MIT Spin-Off Stores Sun's Energy to Power the World

By Martin LaMonica on September 28, 2009


The team at Sun Catalytix are pursuing a technology and commercial breakthrough--not an incremental improvement to solar technologies, as fellow MIT spin-off 1366 Technologies is doing.


The core of Sun Catalytix's technology is a cobalt phosphate catalyst that is more efficient at splitting water into hydrogen and oxygen than other materials, according to Nocera. During his talk, he said that it will work under ambient temperatures and with a wide range of water quality--the lab has tested water from the Charles River in Boston and it operates well.
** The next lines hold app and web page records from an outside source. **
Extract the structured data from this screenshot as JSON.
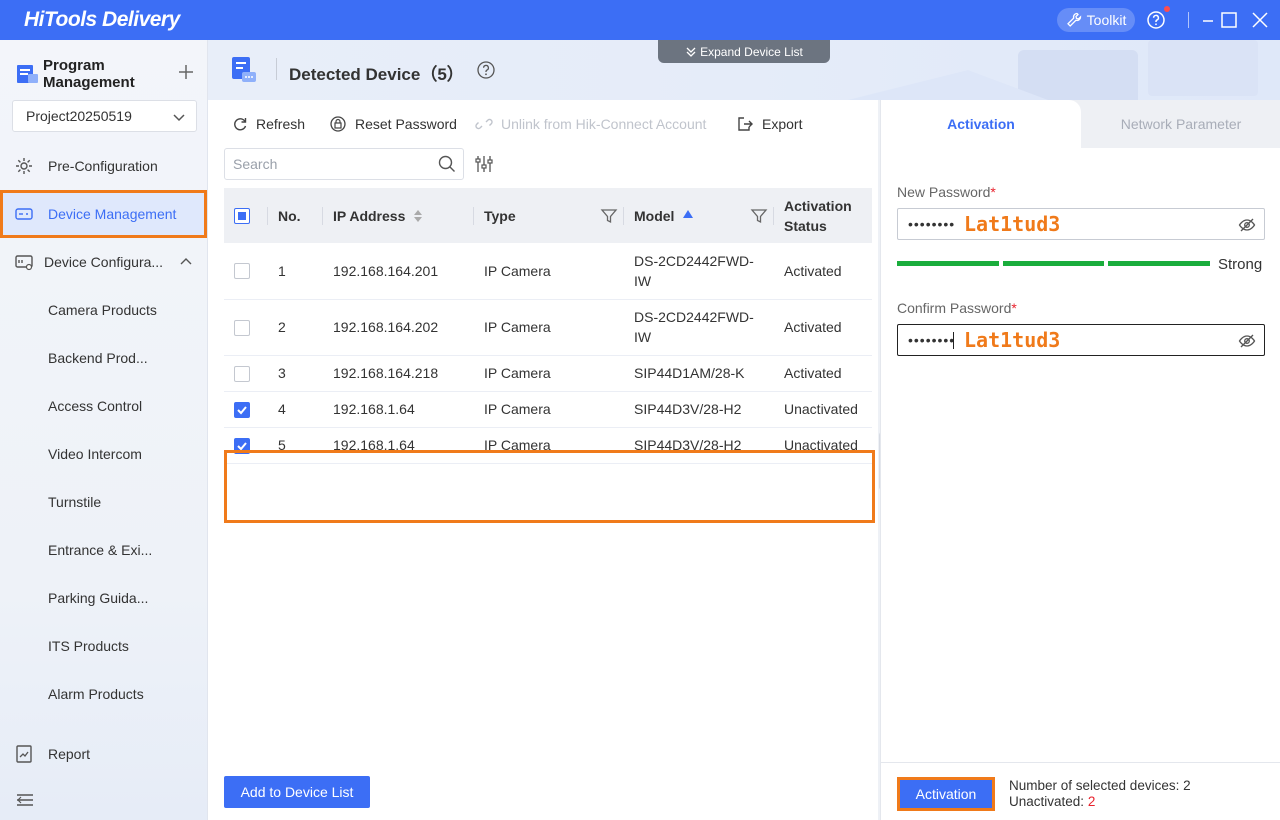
{
  "app": {
    "title": "HiTools Delivery",
    "toolkit_label": "Toolkit"
  },
  "sidebar": {
    "program_title": "Program Management",
    "project": "Project20250519",
    "items": [
      {
        "label": "Pre-Configuration",
        "icon": "gear-icon"
      },
      {
        "label": "Device Management",
        "icon": "device-icon"
      },
      {
        "label": "Device Configura...",
        "icon": "device-config-icon"
      },
      {
        "label": "Camera Products"
      },
      {
        "label": "Backend Prod..."
      },
      {
        "label": "Access Control"
      },
      {
        "label": "Video Intercom"
      },
      {
        "label": "Turnstile"
      },
      {
        "label": "Entrance & Exi..."
      },
      {
        "label": "Parking Guida..."
      },
      {
        "label": "ITS Products"
      },
      {
        "label": "Alarm Products"
      },
      {
        "label": "Report",
        "icon": "report-icon"
      }
    ]
  },
  "header": {
    "expand_label": "Expand Device List",
    "title": "Detected Device（5）"
  },
  "toolbar": {
    "refresh": "Refresh",
    "reset_password": "Reset Password",
    "unlink": "Unlink from Hik-Connect Account",
    "export": "Export",
    "search_placeholder": "Search"
  },
  "table": {
    "headers": {
      "no": "No.",
      "ip": "IP Address",
      "type": "Type",
      "model": "Model",
      "status_line1": "Activation",
      "status_line2": "Status"
    },
    "rows": [
      {
        "no": "1",
        "ip": "192.168.164.201",
        "type": "IP Camera",
        "model_l1": "DS-2CD2442FWD-",
        "model_l2": "IW",
        "status": "Activated",
        "checked": false
      },
      {
        "no": "2",
        "ip": "192.168.164.202",
        "type": "IP Camera",
        "model_l1": "DS-2CD2442FWD-",
        "model_l2": "IW",
        "status": "Activated",
        "checked": false
      },
      {
        "no": "3",
        "ip": "192.168.164.218",
        "type": "IP Camera",
        "model_l1": "SIP44D1AM/28-K",
        "model_l2": "",
        "status": "Activated",
        "checked": false
      },
      {
        "no": "4",
        "ip": "192.168.1.64",
        "type": "IP Camera",
        "model_l1": "SIP44D3V/28-H2",
        "model_l2": "",
        "status": "Unactivated",
        "checked": true
      },
      {
        "no": "5",
        "ip": "192.168.1.64",
        "type": "IP Camera",
        "model_l1": "SIP44D3V/28-H2",
        "model_l2": "",
        "status": "Unactivated",
        "checked": true
      }
    ]
  },
  "add_button": "Add to Device List",
  "activation": {
    "tab_activation": "Activation",
    "tab_network": "Network Parameter",
    "new_password_label": "New Password",
    "confirm_password_label": "Confirm Password",
    "required_mark": "*",
    "password_mask": "••••••••",
    "password_hint": "Lat1tud3",
    "strength": "Strong",
    "button": "Activation",
    "selected_label": "Number of selected devices: 2",
    "unactivated_label": "Unactivated:",
    "unactivated_count": "2"
  },
  "colors": {
    "accent": "#3c6ef5",
    "highlight": "#f07a1a",
    "activated": "#2a9d3a",
    "unactivated": "#e8222d",
    "strength": "#1aad3c"
  }
}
There are already commercial electrolyzers that split water to make hydrogen, but they are expensive and require a significant amount of energy to run. Sun Catalytix is testing an electroylzer, built around the catalyst, that can be manufactured using cheap PVC plastic, Nocera said.

The idea is to use solar panels to power the electrolyzer to produce hydrogen which would be stored in tanks. When people need electricity, the stored hydrogen would put through a fuel cell.

For full article see:

Copyright © 2006-2016 The Regents of the University of California, All Rights Reserved.
Idea EngineeringUC Santa Barbara College of EngineeringPrivacyTerms of Use
UCSB  UC Santa Barbara Engineering & the Sciences College of Engineering Division of Math, Life, and Physical Sciences

energy efficiency